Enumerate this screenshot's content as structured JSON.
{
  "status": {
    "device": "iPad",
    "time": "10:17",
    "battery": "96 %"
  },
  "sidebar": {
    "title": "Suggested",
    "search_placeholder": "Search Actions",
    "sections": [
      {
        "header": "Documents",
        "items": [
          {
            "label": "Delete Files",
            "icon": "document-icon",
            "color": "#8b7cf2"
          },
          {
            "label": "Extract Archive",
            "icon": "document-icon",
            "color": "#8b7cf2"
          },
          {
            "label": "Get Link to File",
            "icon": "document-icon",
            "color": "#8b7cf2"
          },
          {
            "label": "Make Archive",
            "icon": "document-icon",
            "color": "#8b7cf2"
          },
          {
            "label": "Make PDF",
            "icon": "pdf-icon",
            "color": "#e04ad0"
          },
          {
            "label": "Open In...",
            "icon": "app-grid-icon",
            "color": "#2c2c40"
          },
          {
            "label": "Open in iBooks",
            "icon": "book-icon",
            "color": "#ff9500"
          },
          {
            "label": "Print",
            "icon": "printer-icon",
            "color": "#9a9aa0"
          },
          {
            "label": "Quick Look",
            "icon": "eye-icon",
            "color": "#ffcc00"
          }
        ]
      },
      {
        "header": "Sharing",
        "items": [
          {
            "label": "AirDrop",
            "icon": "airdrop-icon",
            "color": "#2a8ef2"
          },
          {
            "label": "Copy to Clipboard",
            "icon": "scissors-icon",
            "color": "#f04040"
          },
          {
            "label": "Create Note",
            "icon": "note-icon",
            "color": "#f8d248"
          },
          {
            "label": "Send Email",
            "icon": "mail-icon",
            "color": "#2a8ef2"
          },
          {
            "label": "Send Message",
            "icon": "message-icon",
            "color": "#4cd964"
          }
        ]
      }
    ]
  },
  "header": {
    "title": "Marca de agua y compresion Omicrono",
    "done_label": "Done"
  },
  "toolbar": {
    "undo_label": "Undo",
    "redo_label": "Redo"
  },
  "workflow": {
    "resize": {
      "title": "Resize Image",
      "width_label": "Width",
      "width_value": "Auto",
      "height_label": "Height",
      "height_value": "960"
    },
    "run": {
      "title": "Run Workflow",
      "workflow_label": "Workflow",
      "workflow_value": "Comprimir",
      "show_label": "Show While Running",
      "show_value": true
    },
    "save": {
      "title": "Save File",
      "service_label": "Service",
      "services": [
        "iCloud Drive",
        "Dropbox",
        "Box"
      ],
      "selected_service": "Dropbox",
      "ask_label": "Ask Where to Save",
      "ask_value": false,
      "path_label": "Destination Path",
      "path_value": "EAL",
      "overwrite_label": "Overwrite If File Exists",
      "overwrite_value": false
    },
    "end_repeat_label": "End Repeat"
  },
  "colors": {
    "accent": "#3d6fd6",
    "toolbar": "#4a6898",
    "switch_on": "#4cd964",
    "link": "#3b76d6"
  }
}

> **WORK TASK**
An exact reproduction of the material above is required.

> **RESULT**
Enumerate this screenshot's content as structured JSON.
{
  "status": {
    "device": "iPad",
    "time": "10:17",
    "battery": "96 %"
  },
  "sidebar": {
    "title": "Suggested",
    "search_placeholder": "Search Actions",
    "sections": [
      {
        "header": "Documents",
        "items": [
          {
            "label": "Delete Files",
            "icon": "document-icon",
            "color": "#8b7cf2"
          },
          {
            "label": "Extract Archive",
            "icon": "document-icon",
            "color": "#8b7cf2"
          },
          {
            "label": "Get Link to File",
            "icon": "document-icon",
            "color": "#8b7cf2"
          },
          {
            "label": "Make Archive",
            "icon": "document-icon",
            "color": "#8b7cf2"
          },
          {
            "label": "Make PDF",
            "icon": "pdf-icon",
            "color": "#e04ad0"
          },
          {
            "label": "Open In...",
            "icon": "app-grid-icon",
            "color": "#2c2c40"
          },
          {
            "label": "Open in iBooks",
            "icon": "book-icon",
            "color": "#ff9500"
          },
          {
            "label": "Print",
            "icon": "printer-icon",
            "color": "#9a9aa0"
          },
          {
            "label": "Quick Look",
            "icon": "eye-icon",
            "color": "#ffcc00"
          }
        ]
      },
      {
        "header": "Sharing",
        "items": [
          {
            "label": "AirDrop",
            "icon": "airdrop-icon",
            "color": "#2a8ef2"
          },
          {
            "label": "Copy to Clipboard",
            "icon": "scissors-icon",
            "color": "#f04040"
          },
          {
            "label": "Create Note",
            "icon": "note-icon",
            "color": "#f8d248"
          },
          {
            "label": "Send Email",
            "icon": "mail-icon",
            "color": "#2a8ef2"
          },
          {
            "label": "Send Message",
            "icon": "message-icon",
            "color": "#4cd964"
          }
        ]
      }
    ]
  },
  "header": {
    "title": "Marca de agua y compresion Omicrono",
    "done_label": "Done"
  },
  "toolbar": {
    "undo_label": "Undo",
    "redo_label": "Redo"
  },
  "workflow": {
    "resize": {
      "title": "Resize Image",
      "width_label": "Width",
      "width_value": "Auto",
      "height_label": "Height",
      "height_value": "960"
    },
    "run": {
      "title": "Run Workflow",
      "workflow_label": "Workflow",
      "workflow_value": "Comprimir",
      "show_label": "Show While Running",
      "show_value": true
    },
    "save": {
      "title": "Save File",
      "service_label": "Service",
      "services": [
        "iCloud Drive",
        "Dropbox",
        "Box"
      ],
      "selected_service": "Dropbox",
      "ask_label": "Ask Where to Save",
      "ask_value": false,
      "path_label": "Destination Path",
      "path_value": "EAL",
      "overwrite_label": "Overwrite If File Exists",
      "overwrite_value": false
    },
    "end_repeat_label": "End Repeat"
  },
  "colors": {
    "accent": "#3d6fd6",
    "toolbar": "#4a6898",
    "switch_on": "#4cd964",
    "link": "#3b76d6"
  }
}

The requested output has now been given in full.